● **Work instructions**: Drop the pictures and repeat exactly from the "Give me the" line down to the last line of the entries below.
:: Data provided
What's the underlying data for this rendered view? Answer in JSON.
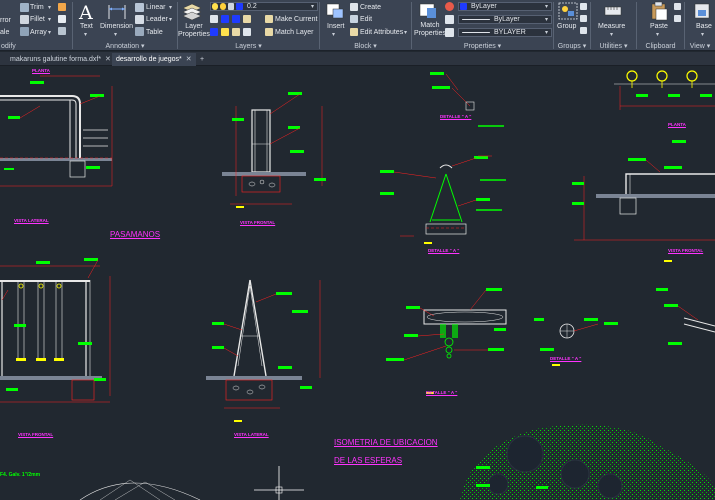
{
  "ribbon": {
    "modify": {
      "title": "odify",
      "items": [
        "rror",
        "Trim",
        "Fillet",
        "Array",
        "ale"
      ]
    },
    "annotation": {
      "title": "Annotation",
      "text_label": "Text",
      "dimension_label": "Dimension",
      "linear_label": "Linear",
      "leader_label": "Leader",
      "table_label": "Table"
    },
    "layers": {
      "title": "Layers",
      "layer_properties_label": "Layer\nProperties",
      "current_layer_value": "0.2",
      "make_current_label": "Make Current",
      "match_layer_label": "Match Layer"
    },
    "block": {
      "title": "Block",
      "insert_label": "Insert",
      "create_label": "Create",
      "edit_label": "Edit",
      "edit_attributes_label": "Edit Attributes"
    },
    "properties": {
      "title": "Properties",
      "match_properties_label": "Match\nProperties",
      "color_value": "ByLayer",
      "linetype_value": "ByLayer",
      "lineweight_value": "BYLAYER"
    },
    "groups": {
      "title": "Groups",
      "group_label": "Group"
    },
    "utilities": {
      "title": "Utilities",
      "measure_label": "Measure"
    },
    "clipboard": {
      "title": "Clipboard",
      "paste_label": "Paste"
    },
    "view": {
      "title": "View",
      "base_label": "Base"
    }
  },
  "tabs": [
    {
      "label": "makaruns galutine forma.dxf*",
      "active": false
    },
    {
      "label": "desarrollo de juegos*",
      "active": true
    }
  ],
  "tab_close_glyph": "✕",
  "tab_add_glyph": "+",
  "drawing": {
    "labels": {
      "planta_top": "PLANTA",
      "vista_lateral_1": "VISTA LATERAL",
      "vista_frontal_1": "VISTA FRONTAL",
      "detalle_a_1": "DETALLE \" A \"",
      "planta_right": "PLANTA",
      "pasamanos": "PASAMANOS",
      "detalle_a_2": "DETALLE \" A \"",
      "vista_frontal_right": "VISTA FRONTAL",
      "vista_frontal_2": "VISTA FRONTAL",
      "vista_lateral_2": "VISTA LATERAL",
      "detalle_a_3": "DETALLE \" A \"",
      "detalle_a_4": "DETALLE \" A \"",
      "isometria_1": "ISOMETRIA DE UBICACION",
      "isometria_2": "DE LAS ESFERAS",
      "note_bottom": "F4. Galv. 1\"/2mm"
    }
  },
  "colors": {
    "ribbon_bg": "#3b4453",
    "canvas_bg": "#212830",
    "cad_green": "#00ff00",
    "cad_red": "#ff2020",
    "cad_yellow": "#ffff00",
    "cad_magenta": "#ff33ff",
    "cad_white": "#e8e8e8"
  }
}
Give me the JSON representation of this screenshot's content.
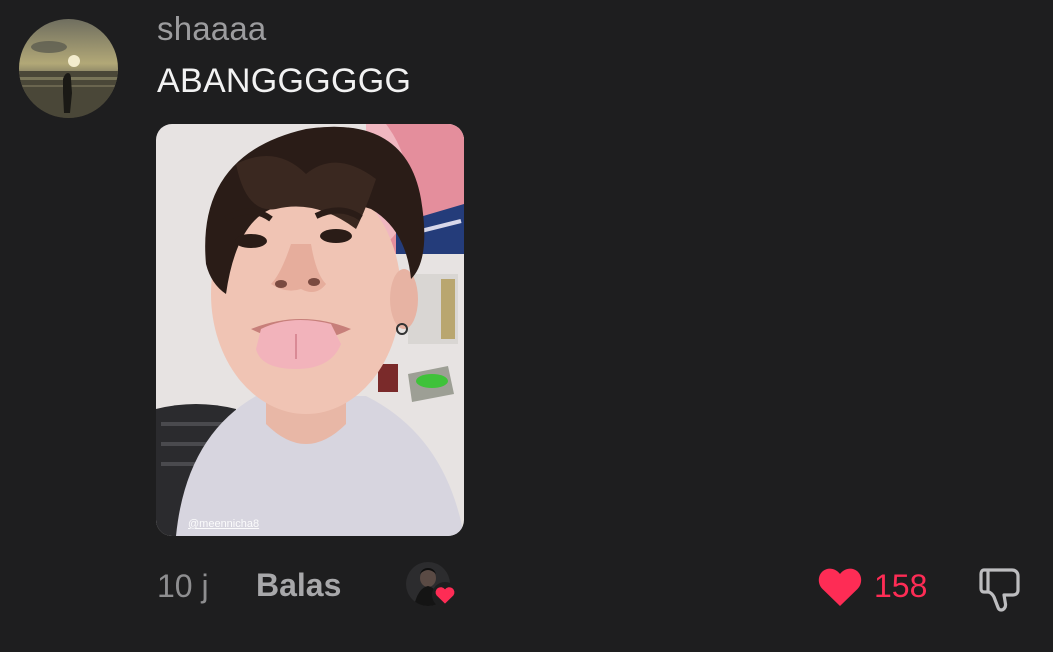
{
  "comment": {
    "username": "shaaaa",
    "text": "ABANGGGGGG",
    "photo_watermark": "@meennicha8",
    "time": "10 j",
    "reply_label": "Balas",
    "like_count": "158",
    "liked": true
  },
  "icons": {
    "like": "heart-icon",
    "dislike": "thumbs-down-icon",
    "creator_liked": "heart-icon"
  },
  "colors": {
    "background": "#1e1e1f",
    "like_accent": "#fe2c55",
    "username": "#9c9c9e",
    "text": "#f2f2f2"
  }
}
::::
● **Written response**:
Give me the JSON representation of this screenshot's content.
{
  "comment": {
    "username": "shaaaa",
    "text": "ABANGGGGGG",
    "photo_watermark": "@meennicha8",
    "time": "10 j",
    "reply_label": "Balas",
    "like_count": "158",
    "liked": true
  },
  "icons": {
    "like": "heart-icon",
    "dislike": "thumbs-down-icon",
    "creator_liked": "heart-icon"
  },
  "colors": {
    "background": "#1e1e1f",
    "like_accent": "#fe2c55",
    "username": "#9c9c9e",
    "text": "#f2f2f2"
  }
}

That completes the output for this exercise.